Ahmad is also the defendant in a pending federal lawsuit that alleges his Arkansas pain clinic committed 121 violations of the Controlled Substances Act in 2012-2013. The allegations center on poor record keeping of controlled substances at a pharmacy, now closed, that United Pain Care also operated.
In July, Ahmad completed the conditions of the sanctions imposed on him in Arkansas — and was released from monitoring by the Alaska medical board.
In November, local pharmacists alerted the board that Ahmad had been "prescribing large amounts of high strength controlled substances to Alaska patients with little or no history of pain management prescriptions," according to the accusation. "The prescriptions included vague diagnoses, were primarily written for cash customers, and it was difficult to verify the prescriptions because Ahmad was only in Alaska for a few days a month."
State Division of Corporations, Business and Professional Licensing investigator Angela Birt hired Dr. Brett Stacey, the medical director of the University of Washington Center for Pain Relief, as an outside reviewer of Ahmad's practice.
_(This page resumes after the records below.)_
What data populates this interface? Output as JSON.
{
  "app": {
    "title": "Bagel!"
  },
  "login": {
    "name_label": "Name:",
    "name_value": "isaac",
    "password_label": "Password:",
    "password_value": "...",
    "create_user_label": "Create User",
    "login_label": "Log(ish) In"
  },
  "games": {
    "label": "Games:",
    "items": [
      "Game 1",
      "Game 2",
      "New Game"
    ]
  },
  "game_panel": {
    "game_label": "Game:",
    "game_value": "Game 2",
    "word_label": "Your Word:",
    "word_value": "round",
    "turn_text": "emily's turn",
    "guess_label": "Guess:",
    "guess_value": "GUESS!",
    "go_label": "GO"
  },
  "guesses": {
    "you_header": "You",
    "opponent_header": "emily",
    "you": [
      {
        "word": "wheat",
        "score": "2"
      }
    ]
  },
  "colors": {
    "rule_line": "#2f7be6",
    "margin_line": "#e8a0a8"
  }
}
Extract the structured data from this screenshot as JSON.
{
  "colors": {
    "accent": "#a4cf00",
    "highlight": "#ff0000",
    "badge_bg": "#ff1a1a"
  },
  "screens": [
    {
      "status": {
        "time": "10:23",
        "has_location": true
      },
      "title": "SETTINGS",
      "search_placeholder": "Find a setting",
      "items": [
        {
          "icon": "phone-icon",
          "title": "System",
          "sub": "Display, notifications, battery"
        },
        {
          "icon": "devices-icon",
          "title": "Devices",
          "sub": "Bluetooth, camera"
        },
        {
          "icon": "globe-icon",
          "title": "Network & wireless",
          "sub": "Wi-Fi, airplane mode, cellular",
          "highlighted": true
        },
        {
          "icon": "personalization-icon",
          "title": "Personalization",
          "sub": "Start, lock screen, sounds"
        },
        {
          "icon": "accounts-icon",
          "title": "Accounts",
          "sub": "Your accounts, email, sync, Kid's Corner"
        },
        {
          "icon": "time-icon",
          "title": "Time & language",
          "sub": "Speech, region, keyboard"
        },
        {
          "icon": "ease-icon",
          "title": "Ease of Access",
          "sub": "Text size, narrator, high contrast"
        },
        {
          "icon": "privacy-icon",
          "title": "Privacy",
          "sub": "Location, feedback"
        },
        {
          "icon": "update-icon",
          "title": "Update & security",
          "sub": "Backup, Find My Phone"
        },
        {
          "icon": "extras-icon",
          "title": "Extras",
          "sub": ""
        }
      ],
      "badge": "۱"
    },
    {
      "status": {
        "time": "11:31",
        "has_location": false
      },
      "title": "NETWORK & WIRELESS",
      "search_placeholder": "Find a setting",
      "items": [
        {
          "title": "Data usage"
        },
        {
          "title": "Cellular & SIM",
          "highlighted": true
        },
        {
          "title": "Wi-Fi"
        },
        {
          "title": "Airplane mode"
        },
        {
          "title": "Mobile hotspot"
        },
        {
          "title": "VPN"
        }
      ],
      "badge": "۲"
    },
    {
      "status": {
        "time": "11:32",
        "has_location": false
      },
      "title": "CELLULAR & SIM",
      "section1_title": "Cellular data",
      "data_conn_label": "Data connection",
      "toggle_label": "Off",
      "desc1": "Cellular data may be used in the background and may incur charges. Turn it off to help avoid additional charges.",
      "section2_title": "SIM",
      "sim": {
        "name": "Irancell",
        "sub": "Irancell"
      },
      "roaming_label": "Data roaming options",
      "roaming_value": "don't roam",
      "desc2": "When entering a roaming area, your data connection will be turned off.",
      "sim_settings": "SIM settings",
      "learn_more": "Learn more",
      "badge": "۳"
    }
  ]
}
Stacey concluded that Ahmad "engages in a quid pro quo with his patients — he received cash in exchange for prescriptions of controlled substances."
'Dangerous … and potentially lethal'
Stacey detailed instances in which he said Ahmad's medical examination didn't warrant the drugs prescribed. Ahmad didn't review outside records, imaging or lab results to confirm what patients reported to him, the allegations say.
In one instance, Ahmad prescribed doses of methadone and oxycodone that were "at least ten times a reasonable starting dose." In another, he prescribed oxycodone and Xanax for a patient who tested positive for cocaine.
For one patient, he prescribed five different sedating medications at once.
"A patient taking all these medications as prescribed would run the risk of life threatening respiratory depression," the investigator found.
For a patient with back pain, he prescribed a cocktail of drugs — including fentanyl, lidocaine, oxycodone and valium — that could be "dangerous when prescribed individually and potentially lethal in the prescribed combination."
The report does not say whether any of Ahmad's patients died while under his care.
Ahmad is appealing the license suspension.
If the board ultimately rules against Ahmad and revokes his license, he can appeal through the Alaska Court System, said Janey Hovenden, the director of the Division of Corporations, Business and Professional Licensing, which oversees the medical board.
Ahmad's hearing is scheduled for 8 a.m. on May 26 on the 19th floor of the Atwood Building in downtown Anchorage.